Thingmajig Sun 17-Mar-19 12:10:02

I've always baked (usually banana muffins) with dgd and last week we tried making some cupcakes with the about to be 2 year old dgs to give him his first baking experience. It was a bit messy with both kids helping but good fun anyway, Funniest bit was when I was spooning the mix into the cake cases dgs stuck his wee tongue out apparently thinking it was all going in his mouth! They shared the leaning of the bowl chore happily.
Next time it's back to the old muffin recipe which involves rubbing the butter into the flour with the fingers ... dgd's favourite bit. smile

Fennel Sun 17-Mar-19 12:16:45

I agree cake mixes can be 'gross', but at 2 or even 3 I don't think they have the concept of quantity etc yet. They might be able to count, but don't understand what the numbers mean.
Maybe next year.

Luckygirl Sun 17-Mar-19 12:43:04

I think that you need to be careful that the melted butter is not too hot before you add the eggs!!

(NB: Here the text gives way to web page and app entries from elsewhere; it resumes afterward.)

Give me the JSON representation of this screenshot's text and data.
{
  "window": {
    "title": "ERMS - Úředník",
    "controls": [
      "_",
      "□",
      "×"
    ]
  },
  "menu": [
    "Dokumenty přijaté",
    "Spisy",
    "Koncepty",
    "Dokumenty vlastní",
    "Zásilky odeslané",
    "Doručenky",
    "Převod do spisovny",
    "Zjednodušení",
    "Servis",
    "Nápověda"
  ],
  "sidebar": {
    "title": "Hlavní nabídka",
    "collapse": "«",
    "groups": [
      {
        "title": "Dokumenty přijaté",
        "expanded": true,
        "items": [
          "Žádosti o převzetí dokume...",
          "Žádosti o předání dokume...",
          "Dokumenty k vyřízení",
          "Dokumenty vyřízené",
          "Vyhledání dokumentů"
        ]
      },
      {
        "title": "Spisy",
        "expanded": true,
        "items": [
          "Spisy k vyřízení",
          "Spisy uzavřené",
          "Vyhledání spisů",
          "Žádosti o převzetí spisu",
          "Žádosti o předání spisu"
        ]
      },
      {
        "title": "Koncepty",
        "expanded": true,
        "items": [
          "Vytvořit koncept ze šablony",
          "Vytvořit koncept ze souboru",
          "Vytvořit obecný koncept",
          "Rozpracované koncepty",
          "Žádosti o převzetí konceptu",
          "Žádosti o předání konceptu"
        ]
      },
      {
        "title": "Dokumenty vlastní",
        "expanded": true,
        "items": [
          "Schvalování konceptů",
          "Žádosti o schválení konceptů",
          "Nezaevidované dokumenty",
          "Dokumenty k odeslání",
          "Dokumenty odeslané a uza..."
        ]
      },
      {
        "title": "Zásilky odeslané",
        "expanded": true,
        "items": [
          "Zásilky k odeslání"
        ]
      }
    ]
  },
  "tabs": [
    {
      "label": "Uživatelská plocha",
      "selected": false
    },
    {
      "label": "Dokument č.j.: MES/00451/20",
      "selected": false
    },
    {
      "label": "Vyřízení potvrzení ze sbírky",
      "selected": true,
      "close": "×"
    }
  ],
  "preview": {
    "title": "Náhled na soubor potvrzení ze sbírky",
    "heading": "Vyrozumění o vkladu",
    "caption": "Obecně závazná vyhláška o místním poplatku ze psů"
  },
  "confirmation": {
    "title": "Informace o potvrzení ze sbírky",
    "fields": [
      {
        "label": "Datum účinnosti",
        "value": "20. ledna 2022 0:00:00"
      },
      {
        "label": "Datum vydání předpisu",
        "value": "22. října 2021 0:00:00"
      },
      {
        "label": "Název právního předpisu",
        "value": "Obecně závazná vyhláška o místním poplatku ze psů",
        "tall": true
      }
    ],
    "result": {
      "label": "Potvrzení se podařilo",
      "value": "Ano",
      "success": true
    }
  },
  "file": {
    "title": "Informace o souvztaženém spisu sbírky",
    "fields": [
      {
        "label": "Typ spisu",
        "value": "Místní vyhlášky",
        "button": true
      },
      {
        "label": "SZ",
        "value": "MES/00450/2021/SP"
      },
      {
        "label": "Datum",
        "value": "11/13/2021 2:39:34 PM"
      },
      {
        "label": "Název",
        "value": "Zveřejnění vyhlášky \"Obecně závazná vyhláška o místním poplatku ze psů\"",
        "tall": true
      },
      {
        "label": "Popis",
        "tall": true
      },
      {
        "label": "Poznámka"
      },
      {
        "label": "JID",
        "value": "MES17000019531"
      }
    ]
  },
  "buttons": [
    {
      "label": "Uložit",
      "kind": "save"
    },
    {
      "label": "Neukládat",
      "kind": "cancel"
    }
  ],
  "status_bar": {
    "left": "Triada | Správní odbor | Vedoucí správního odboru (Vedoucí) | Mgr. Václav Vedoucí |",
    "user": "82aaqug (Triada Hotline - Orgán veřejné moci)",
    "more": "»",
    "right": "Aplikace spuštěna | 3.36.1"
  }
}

Witzend Sun 17-Mar-19 13:18:31

For my 2 and 3 year olds, I measure it all out at home into containers, and except for the butter - of course I'm careful with that - I let them tip it all in themselves.

I wouldn't like to use a mix - IMO it's nice for them to see how you make cakes with the basic ingredients.

Needless to say it can all be a bit messy - icing is far from perfectly applied, and we usually end up with quite a few hundreds and thousands all over kitchen table and floor, but who cares?

Granarchist Sun 17-Mar-19 13:36:04

I think we underestimate children. My 4yr old DGD made really good profiteroles last year - and did the Christmas cake - obvs with some help and supervision but she was so proud. I try not to do stuff which is sugar filled so we are heading down the savoury route with shepherds pie etc. Now we need to sort peeling potatoes and chopping.

mcem Sun 17-Mar-19 13:48:54

Don't agree fennel If gran is counting with them it will reinforce the link between the name of the number and concept of quantities.
One-to-one correspondence has to be picked up gradually and this is a perfect way to practise, even with tiny folk.
I'd avoid packet mixes too.

paddyann Sun 17-Mar-19 15:26:33

mine have been baking since they were very young,we dont use packets as the weighing and measuring is important .Wee madam who lives part of the week with us is doing her baking badge at brownies and it has to be photographed at every stage as proof she did it herself ,she's 9.The photos and the cake has to be taken to Brownies on Tuesday .

BradfordLass72 Sun 17-Mar-19 22:48:18

It sounds as if you got it all worked out without descending to cake mix.

You might also try this easy recipe. Flaky pastry sheets, spread with tomato paste (not sauce), finely chopped onion and grated cheese. Roll up and slice into pinwheels. Bake and eat warm.

For a sweet version: melted butter brushed on the pastry, brown sugar and cinnamon sprinkled on top. Roll, slice and cook.

Be creative with these fillings, almost anything works. Jam, fruit, herbs, spices.....